”I grew up with cars; I love cars; I was a petrolhead.”

One of his large works was the culmination of a trip to Tekapo to watch the sun set over the Dalgety Range, a rare trip away during one of his daughters’ illness.

”It’s one of my favourite areas. It’s serenely beautiful. I took heaps of photos and when I came home and looked at them my car was in many of them.

”To me, the car had just as much relevance to the landscape – it’s about the journey there, listening to Pearl Jam. From that point, I started to include cars in my paintings.”

His work painting female nudes may not have been inspired by the most noble of intentions, he admitted.

”But working with these people has humbled me.”

He was now also drawing male nudes as he loved capturing the human form.

”I’m much better at drawing than I am at painting. I’m partially colour blind so I mix colours basically from the tubes. It gives me a limited palette; I’ve been using the same colours for 20 years.

”Dad can paint beautifully as he doesn’t have the same issue.”

These days he also liked to set up scenarios to paint, having been inspired by some random thing he had seen.

A visit to a car workshop with a caravan and a Cadillac parked outside led to his work Trailer Trash.

His love of road trips led to another featuring a red Ford Falcon parked on a road in front of barren hills.

And a few drinks with mates led to his Daytime TV work.

”I set up the scenario but the viewers get to decide what’s going on: does it reflect something in their life experience? They tell a story but not the full story.”

That passion for setting up a scene led to some ”tediously” long processes to get a finished product, he said.

He recently waited three weeks for the right morning of light and stillness at Tomahawk Lagoon, going out every morning hoping for the right conditions to get his father’s dinghy, with a koru design attached to the side, reflected in the water.

”It was absolutely perfect; I got nervous and shaky. It all happened at once. It was magic and I got exactly what I wanted. Then the mist crept over the lagoon. It wasn’t what I was looking for but I was there for four hours. It was pure magic. It evoked this tranquillity, stillness.”

However, he also enjoyed painting objects which reflected his signwriting past such as the ”Bubbles” bottles. Doug helped design many of the labels on Lane Thomson products in his day.

”It is a homage to back in the era of signwriting and screenprinting, when there were no computers.
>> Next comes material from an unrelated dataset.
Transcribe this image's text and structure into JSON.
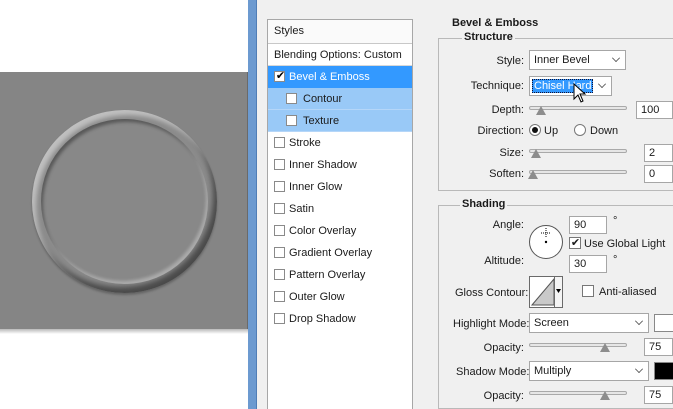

”I grew up in the sign shop since I was a toddler. I like to incorporate a bit of signwriting into my work. It’s part of me; it’s where I come from.”

He was also branching out into some ”Americana”-type work featuring images evoking a hard life – guns, cigarettes and whiskey.